When you have created a charging juggernaut of a career you can bolster your team around you to help. You will hopefully be too busy doing press, and making more videos, and touring to do everything. But until that point you and your band mates are perfectly capable of handling it, but only if you are dedicated. And if you can’t handle it, then this business is not for you.

Do you know how to work Photoshop, Logic, and Pro-tools? Do you know the ins-and-outs of Final Cut? Do you know how to create 3d layers in After Effects? If not, you better get studying, because the ones who are getting ahead do. It is an extension of your creativity - we live in a multimedia world and competition is tough, those with the tools and skills to create will have the edge.

If your manager thinks that you shouldn’t be doing that stuff because you need to be concentrating on being all poetic and deep and meaningful, that’s fine, but then he sure as hell should be doing it. You need to be a self-sufficient unit capable of churning out whatever you career calls of you. Any member of that team needs to bring a vital element, if you have to go outside of that team to make a video, do your CD artwork, or manage your online presence, then you are not running efficiently.

This ties into point one of not looking for a deal. Because if you don’t look for a deal, but instead simply look to make a success out of your business, then you realize that to be successful, you gotta keep overheads down and productivity up.

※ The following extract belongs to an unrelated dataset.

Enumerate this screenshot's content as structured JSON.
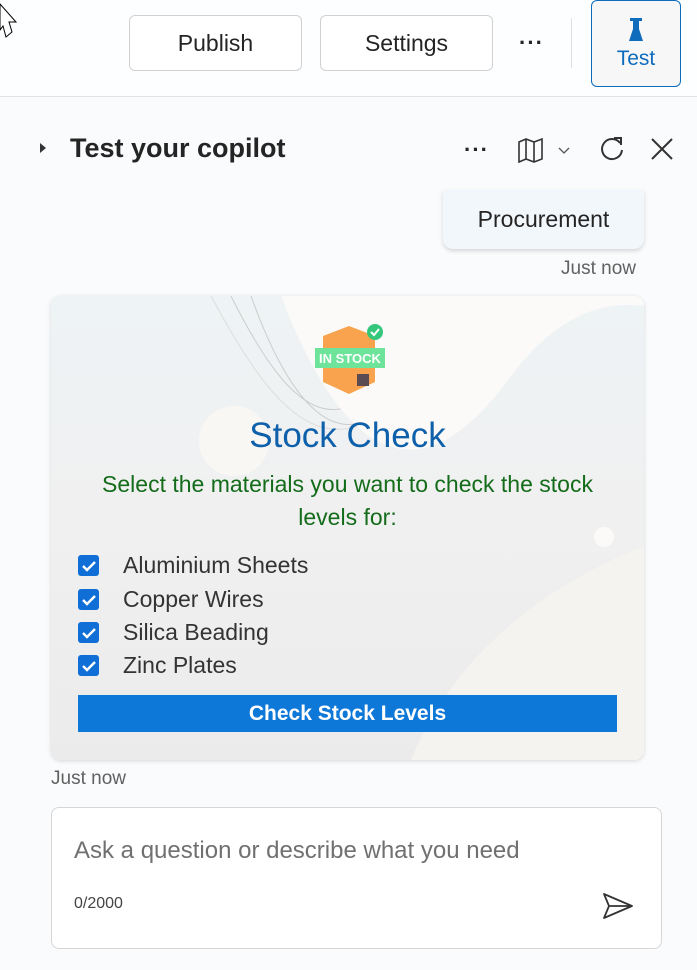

When you are making a shit load of money you can go get whomever you want to do whatever you want, but first you have to ask yourself - is my business paying my rent this month? And if it isn’t why would anyone else want to invest in it.

Lesson #3 Be Great Live, Be Great Socially, Be Great Individually. 

Each member of your band needs to be a shit hot musician. You each need to put in your 10,000 hours on your own instrument, and be able to step out and shine in a live situation. This helps make your band stand out amongst the others. I am not talking Bonhamesque three-sticks-in-each-hand drum solos, or 80’s style-slap-bass-pyrotechniques. Just have the versatility to take the show to new places every night, and not be constrained by the in-studio performance of the record. This will make people want to come and see you again and again, and also bring their friends. 

Engaging your social audience is like engaging a live audience; if you can make it feel like you are talking directly to someone, they will respond favorably. If you are unclear in your message, too over the top, or too understated for your audience, you will not connect. The better your live show is, and the quality and scope of your social show (your videos, photos, interactions) undoubtedly increases your chances of rapid growth for your band. It also increases your chances of being noticed by those in the business.

People want to love you, they want to think your band is the best thing ever. Record execs want to see you and think "I’ve got to sign this band". But you have to give them every reason to love you and no reason to doubt you. You have to cover every base and leave everybody wanting more. If you are not already doing this, then simply put, you are not yet ready for a deal.

Robin Davey is an Independent musician and Head of Music and Film Development at GROWVision and runs follow him on Twitter @mr_robin_davey